[THE PROBLEM]
Your response must be made up of each line in the data below that contains the string "weekday".

[THE RECORDS]
------------
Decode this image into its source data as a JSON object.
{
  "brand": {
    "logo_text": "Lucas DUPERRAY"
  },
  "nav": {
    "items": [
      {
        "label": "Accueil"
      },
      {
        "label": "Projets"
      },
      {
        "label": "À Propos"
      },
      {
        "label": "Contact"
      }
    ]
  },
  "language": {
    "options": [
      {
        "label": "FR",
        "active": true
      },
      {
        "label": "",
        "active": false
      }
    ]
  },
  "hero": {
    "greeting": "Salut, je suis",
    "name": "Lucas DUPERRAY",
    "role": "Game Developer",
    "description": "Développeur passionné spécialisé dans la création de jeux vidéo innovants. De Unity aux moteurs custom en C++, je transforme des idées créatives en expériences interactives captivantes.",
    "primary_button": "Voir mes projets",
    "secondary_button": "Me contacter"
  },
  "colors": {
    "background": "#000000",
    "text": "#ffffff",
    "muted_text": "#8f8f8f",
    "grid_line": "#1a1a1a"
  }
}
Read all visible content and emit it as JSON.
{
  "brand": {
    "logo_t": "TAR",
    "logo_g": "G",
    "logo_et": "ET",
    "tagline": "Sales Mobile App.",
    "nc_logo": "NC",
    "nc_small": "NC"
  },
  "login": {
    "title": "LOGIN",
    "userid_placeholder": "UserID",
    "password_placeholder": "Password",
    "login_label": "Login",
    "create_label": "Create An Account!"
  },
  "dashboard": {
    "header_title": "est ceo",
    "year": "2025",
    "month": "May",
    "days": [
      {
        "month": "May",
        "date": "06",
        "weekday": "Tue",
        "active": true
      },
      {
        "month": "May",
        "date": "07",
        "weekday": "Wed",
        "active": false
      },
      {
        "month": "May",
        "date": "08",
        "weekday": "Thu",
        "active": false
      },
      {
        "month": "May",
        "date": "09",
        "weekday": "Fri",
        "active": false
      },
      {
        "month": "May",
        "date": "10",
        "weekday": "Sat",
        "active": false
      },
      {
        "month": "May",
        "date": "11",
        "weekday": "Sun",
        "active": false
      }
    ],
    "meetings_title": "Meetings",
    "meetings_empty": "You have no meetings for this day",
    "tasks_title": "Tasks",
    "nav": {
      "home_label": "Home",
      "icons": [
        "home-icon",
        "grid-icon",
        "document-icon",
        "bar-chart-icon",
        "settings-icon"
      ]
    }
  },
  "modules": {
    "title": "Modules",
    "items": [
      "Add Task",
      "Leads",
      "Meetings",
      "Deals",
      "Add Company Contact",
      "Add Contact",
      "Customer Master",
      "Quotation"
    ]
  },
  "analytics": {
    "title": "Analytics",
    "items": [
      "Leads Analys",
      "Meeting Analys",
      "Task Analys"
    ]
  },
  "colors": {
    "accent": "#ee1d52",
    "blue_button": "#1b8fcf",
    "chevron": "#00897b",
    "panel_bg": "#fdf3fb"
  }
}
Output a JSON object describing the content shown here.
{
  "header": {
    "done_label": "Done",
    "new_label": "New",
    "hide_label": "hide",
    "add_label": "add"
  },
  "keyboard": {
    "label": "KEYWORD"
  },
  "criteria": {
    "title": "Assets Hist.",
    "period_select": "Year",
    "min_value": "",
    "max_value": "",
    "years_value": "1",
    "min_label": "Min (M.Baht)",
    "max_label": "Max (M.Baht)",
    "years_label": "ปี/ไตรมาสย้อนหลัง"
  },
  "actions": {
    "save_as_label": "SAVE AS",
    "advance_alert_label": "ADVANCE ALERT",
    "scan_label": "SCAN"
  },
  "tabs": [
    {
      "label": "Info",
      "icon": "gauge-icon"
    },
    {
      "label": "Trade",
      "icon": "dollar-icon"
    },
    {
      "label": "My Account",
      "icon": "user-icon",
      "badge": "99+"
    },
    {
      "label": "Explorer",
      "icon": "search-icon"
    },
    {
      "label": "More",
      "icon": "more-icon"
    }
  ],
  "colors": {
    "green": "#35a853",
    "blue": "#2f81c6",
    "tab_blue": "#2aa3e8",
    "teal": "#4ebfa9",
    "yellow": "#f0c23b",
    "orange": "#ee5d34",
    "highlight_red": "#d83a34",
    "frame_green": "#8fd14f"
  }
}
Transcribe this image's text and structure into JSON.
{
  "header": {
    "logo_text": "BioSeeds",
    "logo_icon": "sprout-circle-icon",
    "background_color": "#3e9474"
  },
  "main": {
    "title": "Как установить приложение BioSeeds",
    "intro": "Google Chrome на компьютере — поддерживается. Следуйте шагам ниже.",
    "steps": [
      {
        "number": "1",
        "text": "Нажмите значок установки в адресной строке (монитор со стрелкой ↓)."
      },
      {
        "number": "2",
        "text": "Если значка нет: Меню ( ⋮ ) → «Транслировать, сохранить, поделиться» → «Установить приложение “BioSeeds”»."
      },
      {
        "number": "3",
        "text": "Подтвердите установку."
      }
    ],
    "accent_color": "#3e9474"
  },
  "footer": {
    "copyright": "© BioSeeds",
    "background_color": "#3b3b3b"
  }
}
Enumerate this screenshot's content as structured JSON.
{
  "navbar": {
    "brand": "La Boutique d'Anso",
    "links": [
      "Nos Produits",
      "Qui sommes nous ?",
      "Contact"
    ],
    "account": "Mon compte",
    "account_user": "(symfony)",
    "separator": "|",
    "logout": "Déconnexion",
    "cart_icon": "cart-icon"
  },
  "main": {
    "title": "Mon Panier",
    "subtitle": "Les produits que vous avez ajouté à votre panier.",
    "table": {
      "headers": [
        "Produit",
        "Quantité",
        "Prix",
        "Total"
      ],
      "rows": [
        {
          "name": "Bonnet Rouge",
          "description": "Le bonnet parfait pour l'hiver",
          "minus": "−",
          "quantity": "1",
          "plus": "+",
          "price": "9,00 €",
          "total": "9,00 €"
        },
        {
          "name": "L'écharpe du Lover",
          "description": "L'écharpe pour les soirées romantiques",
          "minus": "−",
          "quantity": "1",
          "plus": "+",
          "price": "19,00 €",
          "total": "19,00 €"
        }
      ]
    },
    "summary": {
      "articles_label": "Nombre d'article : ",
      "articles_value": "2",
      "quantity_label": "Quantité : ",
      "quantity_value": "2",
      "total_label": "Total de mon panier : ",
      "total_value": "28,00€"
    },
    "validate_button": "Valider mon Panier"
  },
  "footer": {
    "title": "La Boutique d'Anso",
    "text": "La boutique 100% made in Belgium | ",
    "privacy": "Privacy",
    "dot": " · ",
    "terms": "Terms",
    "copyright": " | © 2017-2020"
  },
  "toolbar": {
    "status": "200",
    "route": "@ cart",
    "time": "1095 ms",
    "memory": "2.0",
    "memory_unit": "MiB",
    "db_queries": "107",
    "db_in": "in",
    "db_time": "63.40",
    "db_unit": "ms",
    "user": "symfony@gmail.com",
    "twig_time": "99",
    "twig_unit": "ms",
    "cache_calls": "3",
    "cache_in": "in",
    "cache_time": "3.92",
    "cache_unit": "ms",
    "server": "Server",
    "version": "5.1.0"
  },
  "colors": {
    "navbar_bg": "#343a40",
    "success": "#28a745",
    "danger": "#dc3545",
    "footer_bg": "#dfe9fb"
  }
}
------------
[SOLUTION FOR THIS TASK]
        "weekday": "Tue",
        "weekday": "Wed",
        "weekday": "Thu",
        "weekday": "Fri",
        "weekday": "Sat",
        "weekday": "Sun",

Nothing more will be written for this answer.